The mining industry has also had to contend with rising input costs from electricity prices and wage settlements. Above-inflation wage settlements of between 8 to 10 percent have been agreed upon. The slowing global economy presents another major obstacle to the industry, due to the Euro zone debt crisis. Demand for commodities is expected to soften in Europe and remain flat in Japan and North America.
2012 should provide clarity on the government’s stance on nationalisation. The issue has raised investor concerns and hampered investment in the sector. The call for the nationalisation of mines is fuelled by the belief that only with state intervention will South Africa be able to cure rising inequality, unemployment and poverty.

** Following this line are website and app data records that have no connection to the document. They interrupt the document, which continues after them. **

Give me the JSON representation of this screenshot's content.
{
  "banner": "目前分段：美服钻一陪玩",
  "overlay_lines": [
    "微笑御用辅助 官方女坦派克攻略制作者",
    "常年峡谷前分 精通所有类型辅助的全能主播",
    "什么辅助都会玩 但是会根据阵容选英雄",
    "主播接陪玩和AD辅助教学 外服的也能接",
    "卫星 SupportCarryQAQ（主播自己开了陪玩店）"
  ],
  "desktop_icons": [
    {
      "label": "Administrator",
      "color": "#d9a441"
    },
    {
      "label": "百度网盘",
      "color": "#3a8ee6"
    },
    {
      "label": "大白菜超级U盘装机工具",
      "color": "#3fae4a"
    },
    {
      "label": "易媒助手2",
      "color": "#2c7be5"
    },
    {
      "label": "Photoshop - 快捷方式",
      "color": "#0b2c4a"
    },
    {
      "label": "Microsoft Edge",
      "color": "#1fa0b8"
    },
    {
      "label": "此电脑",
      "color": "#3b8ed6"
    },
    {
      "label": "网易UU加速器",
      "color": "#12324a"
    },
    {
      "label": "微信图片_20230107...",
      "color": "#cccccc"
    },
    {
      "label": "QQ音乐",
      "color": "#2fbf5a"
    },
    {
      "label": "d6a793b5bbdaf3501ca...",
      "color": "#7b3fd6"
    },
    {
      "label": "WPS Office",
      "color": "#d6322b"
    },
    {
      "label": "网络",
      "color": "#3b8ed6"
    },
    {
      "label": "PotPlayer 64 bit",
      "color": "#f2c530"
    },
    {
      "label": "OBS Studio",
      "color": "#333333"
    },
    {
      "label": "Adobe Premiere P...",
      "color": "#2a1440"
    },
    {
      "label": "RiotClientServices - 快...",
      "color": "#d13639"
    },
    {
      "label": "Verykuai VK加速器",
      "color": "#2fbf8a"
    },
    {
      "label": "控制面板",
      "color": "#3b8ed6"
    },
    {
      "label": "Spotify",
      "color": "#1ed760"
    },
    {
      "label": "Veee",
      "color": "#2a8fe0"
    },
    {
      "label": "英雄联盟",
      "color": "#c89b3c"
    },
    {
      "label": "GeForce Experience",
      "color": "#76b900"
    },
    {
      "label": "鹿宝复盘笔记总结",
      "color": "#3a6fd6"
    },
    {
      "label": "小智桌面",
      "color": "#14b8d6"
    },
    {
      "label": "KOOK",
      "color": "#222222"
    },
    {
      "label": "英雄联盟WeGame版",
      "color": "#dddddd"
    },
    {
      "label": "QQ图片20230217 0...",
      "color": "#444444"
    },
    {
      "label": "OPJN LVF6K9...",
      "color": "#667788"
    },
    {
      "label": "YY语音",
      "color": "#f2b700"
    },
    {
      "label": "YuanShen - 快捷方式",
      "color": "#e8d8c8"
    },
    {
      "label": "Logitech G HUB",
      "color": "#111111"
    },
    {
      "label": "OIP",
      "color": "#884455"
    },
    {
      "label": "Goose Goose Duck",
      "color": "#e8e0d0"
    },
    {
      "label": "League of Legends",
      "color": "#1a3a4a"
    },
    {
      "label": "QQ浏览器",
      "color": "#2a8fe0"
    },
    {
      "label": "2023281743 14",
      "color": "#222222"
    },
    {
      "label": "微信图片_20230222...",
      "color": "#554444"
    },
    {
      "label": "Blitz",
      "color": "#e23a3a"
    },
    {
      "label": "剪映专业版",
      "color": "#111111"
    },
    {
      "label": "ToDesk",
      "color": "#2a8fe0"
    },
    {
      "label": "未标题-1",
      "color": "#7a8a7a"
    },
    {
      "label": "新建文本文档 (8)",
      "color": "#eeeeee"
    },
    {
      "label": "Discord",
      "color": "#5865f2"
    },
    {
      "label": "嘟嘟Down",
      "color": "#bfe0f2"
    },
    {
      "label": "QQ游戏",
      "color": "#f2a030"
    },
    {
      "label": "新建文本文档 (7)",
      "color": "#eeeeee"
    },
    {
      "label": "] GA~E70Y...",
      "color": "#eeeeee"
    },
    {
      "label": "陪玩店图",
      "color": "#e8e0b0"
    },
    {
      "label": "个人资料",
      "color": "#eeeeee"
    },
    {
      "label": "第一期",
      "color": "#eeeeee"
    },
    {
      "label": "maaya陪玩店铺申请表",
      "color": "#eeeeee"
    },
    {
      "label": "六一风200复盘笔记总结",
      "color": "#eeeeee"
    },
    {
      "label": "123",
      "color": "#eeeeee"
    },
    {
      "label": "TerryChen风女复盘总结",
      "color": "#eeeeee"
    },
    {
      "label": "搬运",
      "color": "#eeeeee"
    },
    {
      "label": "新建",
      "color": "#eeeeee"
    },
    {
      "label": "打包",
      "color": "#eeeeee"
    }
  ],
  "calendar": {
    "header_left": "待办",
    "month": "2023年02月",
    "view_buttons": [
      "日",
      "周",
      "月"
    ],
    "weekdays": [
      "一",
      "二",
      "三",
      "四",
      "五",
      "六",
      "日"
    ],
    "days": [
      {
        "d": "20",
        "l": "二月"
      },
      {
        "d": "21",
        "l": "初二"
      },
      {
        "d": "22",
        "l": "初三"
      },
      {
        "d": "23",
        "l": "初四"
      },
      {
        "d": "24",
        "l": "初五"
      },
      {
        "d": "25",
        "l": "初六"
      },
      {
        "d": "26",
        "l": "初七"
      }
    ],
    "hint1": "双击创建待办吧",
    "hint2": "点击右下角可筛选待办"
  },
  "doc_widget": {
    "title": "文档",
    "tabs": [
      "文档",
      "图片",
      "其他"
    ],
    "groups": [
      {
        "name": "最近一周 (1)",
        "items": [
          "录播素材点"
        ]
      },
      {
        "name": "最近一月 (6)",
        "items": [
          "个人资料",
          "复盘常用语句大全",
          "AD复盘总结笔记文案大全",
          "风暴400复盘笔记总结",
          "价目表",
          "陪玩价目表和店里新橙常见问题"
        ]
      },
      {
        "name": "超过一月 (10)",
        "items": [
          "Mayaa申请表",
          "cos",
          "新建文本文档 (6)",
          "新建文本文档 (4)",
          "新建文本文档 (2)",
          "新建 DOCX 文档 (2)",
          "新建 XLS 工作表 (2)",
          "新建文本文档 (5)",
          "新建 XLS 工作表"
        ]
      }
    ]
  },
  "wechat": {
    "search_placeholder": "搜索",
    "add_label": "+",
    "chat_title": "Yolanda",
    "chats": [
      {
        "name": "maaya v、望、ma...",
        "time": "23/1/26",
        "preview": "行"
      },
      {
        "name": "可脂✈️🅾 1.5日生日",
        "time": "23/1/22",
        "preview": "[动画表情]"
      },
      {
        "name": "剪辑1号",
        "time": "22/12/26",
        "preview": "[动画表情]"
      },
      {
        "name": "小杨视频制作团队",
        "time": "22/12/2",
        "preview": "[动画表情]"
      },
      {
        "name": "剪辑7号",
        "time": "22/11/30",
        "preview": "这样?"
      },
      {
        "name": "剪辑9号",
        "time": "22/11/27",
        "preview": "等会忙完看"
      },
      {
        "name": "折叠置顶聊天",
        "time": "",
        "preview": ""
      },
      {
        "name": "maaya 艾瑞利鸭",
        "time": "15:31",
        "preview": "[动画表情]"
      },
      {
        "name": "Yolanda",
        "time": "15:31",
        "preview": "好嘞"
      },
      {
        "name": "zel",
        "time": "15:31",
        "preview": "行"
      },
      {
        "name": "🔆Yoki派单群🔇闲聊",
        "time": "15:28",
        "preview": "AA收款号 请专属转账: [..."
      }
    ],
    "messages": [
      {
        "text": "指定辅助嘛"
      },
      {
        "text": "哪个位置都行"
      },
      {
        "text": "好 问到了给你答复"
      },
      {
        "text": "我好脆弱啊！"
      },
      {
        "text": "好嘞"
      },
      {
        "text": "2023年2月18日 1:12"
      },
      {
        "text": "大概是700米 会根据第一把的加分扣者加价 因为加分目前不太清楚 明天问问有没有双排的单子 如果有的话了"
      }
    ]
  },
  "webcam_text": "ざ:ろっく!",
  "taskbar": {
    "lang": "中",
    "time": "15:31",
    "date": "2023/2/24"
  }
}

The South African government has assured investors that nationalisation does not form part of its policy, as this was just a proposal to assist with the maintenance of recent mismanagement of smaller entrepreneurial mines and will not be beneficial to the large players, which represent the majority of the sector.
Not the best way forward
In a review of nationalisation commissioned by the ANC, it was confirmed that this is not the best way forward. The report recommended an alternative could be increasing mineral taxes, as well as increased benefication.
Providing there are no unforeseen disturbances in 2012, production in the mining sector should stabilise. Increased safety regulations and newly negotiated wage agreements should ensure less disruption than in 2011. Confidence in the sector should also return to normal, once the issue of the nationalisation of mines is put to rest, returning foreign direct investment back to previous levels.Post published in: Africa News